Dolphin dies in explosion
Four fisherfolk have been arrested in Cambodia after they allegedly killed a rare Irrawaddy dolphin by tossing an explosive device into a river in northeastern Mondulkiri province, officials said yesterday. The 86kg freshwater dolphin was found dead Saturday in the Srepok River after people exploded the device to catch fish, Sam Samat, secretary of the provincial police chief said. "We never knew that there were Irrawaddy dolphins in Srepok River. The fishermen also did not know this kind of animal was in the river," he said, adding that three men and a woman were arrested. Fishing with explosives is common in Cambodia. Fewer than 100 of the famous pink dolphins are left in Asia's Mekong River; once there were thousands.

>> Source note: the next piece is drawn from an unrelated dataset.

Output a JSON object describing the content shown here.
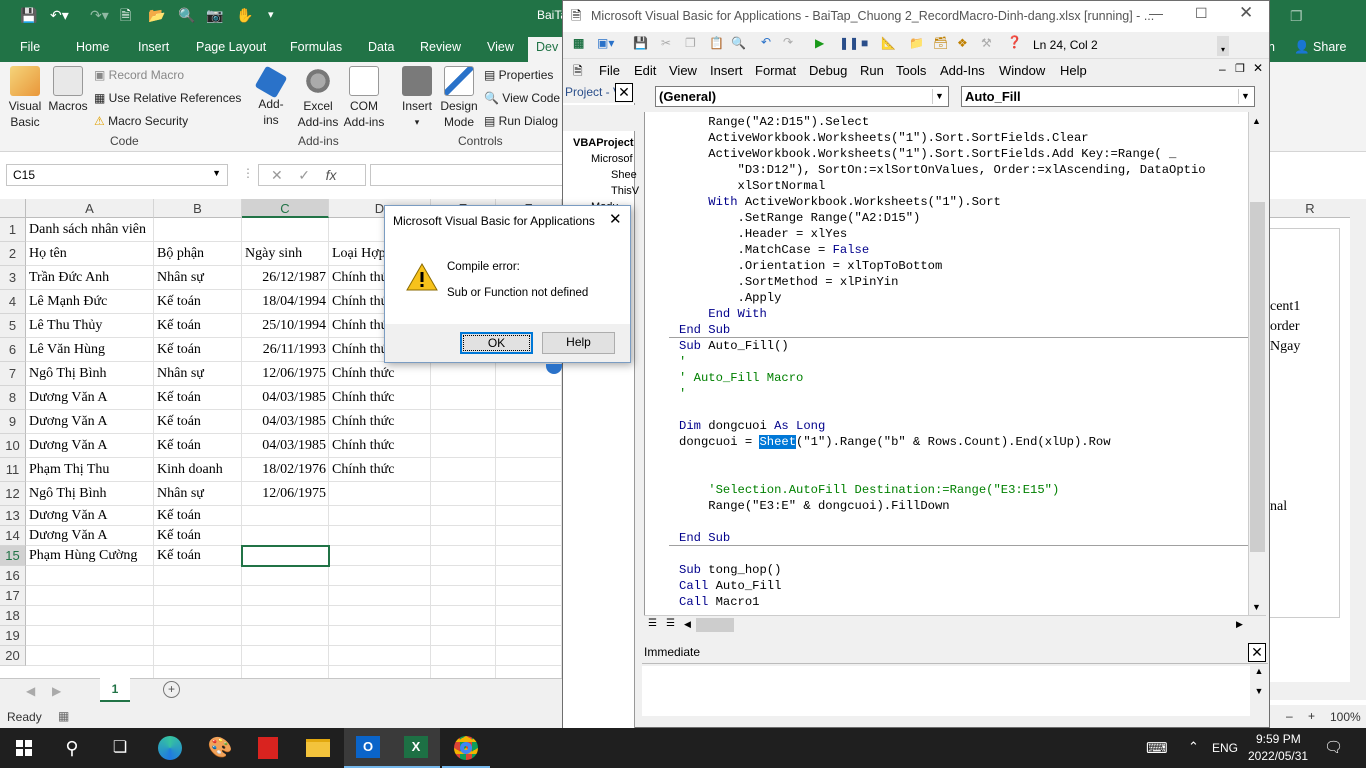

Activist's release urged
The US said it would push Beijing to release a prominent advocate of women's and minority rights ailing in a Chinese prison. Deputy Assistant Secretary of State for East Asia Randall Schriver said concerns over 58-year-old Rebiya Kadeer, among the most prominent members of the Uighur ethnic group in the largely Muslim Xinjiang Uighur Autonomous Region, would be raised with the Chinese government. Kadeer was arrested while on her way to meet with a US Congressional delegation in August 1999, and charged a month after her arrest with "providing secret information to foreigners" and ordered jailed for eight years after a secret trial. The US envoy in Beijing was asked to visit Kadeer, who reportedly is suffering from heart and gall bladder ailments with one and a half years more to serve in her jail term.
Villagers protest land use
Villagers in northern Vietnam set fire to a government building and held a local official hostage in a dispute over land taken for an industrial park, officials said yesterday. About 500 people gathered Tuesday in Lai Yen village to protest the expropriation, and several ransacked the village government building before dousing it with gasoline and setting it on fire, said a village official who identified himself only as Hanh. The trouble started when 52 families demanded higher compensation for farmland taken to build an industrial park in the village. They clashed earlier in the day with police who were ordered to clear the site for construction, injuring two villagers and a police officer, he said. Dozens of villagers have been jailed in recent years in Vietnam for assaulting authorities in disputes over compensation for land taken for infrastructure and development projects.
Alleged separatist arrested
Malaysia confirmed the arrest of a man described by Thai Prime Minister Thaksin Shinawatra as the mastermind behind an upsurge in Muslim separatist violence in southern Thailand but said he was a Malaysian citizen and could not be extradited. Deputy Internal Security Minister Noh Omar said the man was arrested on Jan. 5 and was being held under the Internal Security Act, which allows for indefinite detention without trial. He identified him as Abdul Rahman Ahmad, also known as Deraman Koteh. Thaksin named him as Doramae Kuteh, also known as Chae Kumae Kuteh, and said checks were being made on his nationality. Noh declined to say whether the man under arrest was suspected of being the leader of Muslim separatists accused of a resurgence of violence in mainly Buddhist Thailand which has left at least 570 people dead in the past year.